The longer you take off from work, the longer it takes to get back into the swing of things.
Take a week off and it’s usually Wednesday before you’re back in gear. Two weeks off, and “vacation mode” can linger for a week.
So how will the NFL – even a veteran team
such as the Bears – look after 41⁄2 months away?
The guess here is not so hot, which is all the more reason that the Bears should approach this preseason differently than in years past, starting when training camp opens Friday at Olivet Nazarene University in Bourbonnais.
Those players they plan to start in the regular season? Get ’em in there and let them play. Not just a series or two, either, but a whole half or more.
For one, sending out players who fans actually want to see in each of their four preseason games would be good payback to people who have to buy the tickets.
More importantly, the Bears need the work.
If they and the rest of the league take their traditional lackadaisical approach to the exhibition schedule, it might be mid-October before the NFL football looks the way we remember before all this started.
Yes, there’s a sensible rationale for using starters sparingly during the preseason. Teams want to protect their top talent from serious injuries. They also want to evaluate players in the running for a few available roster and practice squad spots as special-teamers or backups of backups.
But preseason games often degenerate into players who are just taking up roster slots playing against other players just taking up roster slots.
For years, fans have let it slide. We’ve been conditioned to expect the exhibition games to be meaningless contests mostly played by people we don’t expect to remember come September.
This isn’t most years, however.
This year, players and coaches have had no contact with each other for months.
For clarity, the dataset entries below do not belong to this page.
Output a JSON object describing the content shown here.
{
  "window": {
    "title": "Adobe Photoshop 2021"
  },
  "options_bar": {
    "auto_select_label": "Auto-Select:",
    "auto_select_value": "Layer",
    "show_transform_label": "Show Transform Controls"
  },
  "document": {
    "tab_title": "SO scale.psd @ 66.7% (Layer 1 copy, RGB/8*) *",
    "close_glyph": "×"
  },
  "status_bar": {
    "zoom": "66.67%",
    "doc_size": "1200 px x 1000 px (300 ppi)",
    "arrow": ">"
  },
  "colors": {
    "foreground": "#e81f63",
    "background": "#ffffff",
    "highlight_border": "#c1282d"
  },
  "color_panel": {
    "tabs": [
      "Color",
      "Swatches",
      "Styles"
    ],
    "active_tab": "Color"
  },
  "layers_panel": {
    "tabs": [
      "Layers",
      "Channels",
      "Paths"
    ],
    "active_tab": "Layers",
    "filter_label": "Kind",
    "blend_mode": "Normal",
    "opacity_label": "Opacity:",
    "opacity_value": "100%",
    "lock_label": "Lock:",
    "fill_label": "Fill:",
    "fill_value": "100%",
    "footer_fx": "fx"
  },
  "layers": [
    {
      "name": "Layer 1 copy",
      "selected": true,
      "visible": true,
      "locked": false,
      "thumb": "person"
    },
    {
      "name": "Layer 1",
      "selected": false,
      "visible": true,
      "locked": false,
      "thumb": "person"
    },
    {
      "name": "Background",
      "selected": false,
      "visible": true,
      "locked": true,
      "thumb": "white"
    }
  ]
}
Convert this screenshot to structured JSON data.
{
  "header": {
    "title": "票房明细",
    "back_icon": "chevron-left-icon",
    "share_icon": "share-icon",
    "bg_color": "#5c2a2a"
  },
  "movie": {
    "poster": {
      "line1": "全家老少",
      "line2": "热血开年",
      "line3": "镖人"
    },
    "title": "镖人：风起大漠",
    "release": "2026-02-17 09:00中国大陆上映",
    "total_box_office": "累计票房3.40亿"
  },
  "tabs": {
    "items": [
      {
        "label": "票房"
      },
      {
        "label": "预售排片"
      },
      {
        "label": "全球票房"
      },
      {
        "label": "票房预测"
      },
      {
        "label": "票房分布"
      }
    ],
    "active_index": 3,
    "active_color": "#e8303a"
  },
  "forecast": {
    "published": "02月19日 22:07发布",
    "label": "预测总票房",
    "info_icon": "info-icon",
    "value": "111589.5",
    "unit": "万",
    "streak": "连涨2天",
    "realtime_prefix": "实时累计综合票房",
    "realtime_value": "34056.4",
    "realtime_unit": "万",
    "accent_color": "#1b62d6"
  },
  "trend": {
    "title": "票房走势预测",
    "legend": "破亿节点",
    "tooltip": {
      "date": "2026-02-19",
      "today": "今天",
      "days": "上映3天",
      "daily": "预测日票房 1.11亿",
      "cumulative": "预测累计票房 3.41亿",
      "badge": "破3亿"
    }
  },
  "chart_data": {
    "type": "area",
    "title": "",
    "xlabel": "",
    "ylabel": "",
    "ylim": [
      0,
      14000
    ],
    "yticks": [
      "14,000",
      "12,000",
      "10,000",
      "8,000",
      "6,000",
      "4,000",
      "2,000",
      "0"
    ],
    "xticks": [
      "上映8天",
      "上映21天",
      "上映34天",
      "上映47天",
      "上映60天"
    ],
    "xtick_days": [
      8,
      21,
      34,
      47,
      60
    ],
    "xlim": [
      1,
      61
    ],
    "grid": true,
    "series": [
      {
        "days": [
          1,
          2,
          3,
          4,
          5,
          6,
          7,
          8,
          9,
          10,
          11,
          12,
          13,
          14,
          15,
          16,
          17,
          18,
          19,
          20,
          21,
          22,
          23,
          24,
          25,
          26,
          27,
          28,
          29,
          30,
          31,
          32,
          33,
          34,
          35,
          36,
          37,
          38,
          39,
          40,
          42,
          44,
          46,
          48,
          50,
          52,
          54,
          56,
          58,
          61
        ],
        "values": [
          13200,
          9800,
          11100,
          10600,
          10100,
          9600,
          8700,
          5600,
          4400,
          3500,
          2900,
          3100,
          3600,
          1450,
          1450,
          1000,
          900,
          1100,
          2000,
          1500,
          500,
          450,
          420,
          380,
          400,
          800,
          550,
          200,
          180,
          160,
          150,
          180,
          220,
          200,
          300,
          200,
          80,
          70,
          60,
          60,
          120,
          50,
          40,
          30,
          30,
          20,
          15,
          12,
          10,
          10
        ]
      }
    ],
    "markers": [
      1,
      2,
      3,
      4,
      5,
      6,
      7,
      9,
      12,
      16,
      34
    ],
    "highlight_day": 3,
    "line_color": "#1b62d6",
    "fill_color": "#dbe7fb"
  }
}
The sporadic pickup workouts held by the Bears and other teams are a sorry substitute for the organized team activities that were wiped away this year.
Even the Bears, one of the league’s more established teams from a roster standpoint, will have several new faces who need to get up to speed.
The five players they drafted in late April – offensive tackle Gabe Carimi, defensive tackle Stephen Paea, safety Chris Conte, quarterback Nathan Enderle and linebacker J.T. Thomas – have seen almost nothing and probably learned little of the team since.
The Bears also probably will sign a few new faces in the coming days to start on their offensive and defensive lines, and (please) a big-bodied wide receiver, all of whom will need time to get up to speed on how the Bears operate.
The only real way to do that is in live action against real competition.
The “don’t play the starters” approach in the preseason probably is partially to blame for why NFL football isn’t terribly good the first few weeks.
There always are fluky outcomes in the early weeks. Bad teams beat good ones. There are high-scoring games where nobody plays defense and low-scoring, penalty plagued snorefests where neither side can stop tripping over itself.
Last season, the Bears won three games in a row and it was hard to tell if they were any good or not. After Jay Cutler was pummeled by the New York Giants’ defense in a Sunday night massacre at the New Meadowlands, it was even harder to tell.
For months, we’ve been bombarded with reports that the NFL is a $9 billion industry. But the product shouldn’t suffer this season because the players and owners took so long to settle their money squabble.
Which is why this preseason matters more than most.
The Bears ought to approach it that way.
• Eric Olson is the Northwest Herald’s sports editor. Reach him at 815-526-4554, email firstname.lastname@example.org, or follow him on Twitter at NWH_EricOlson.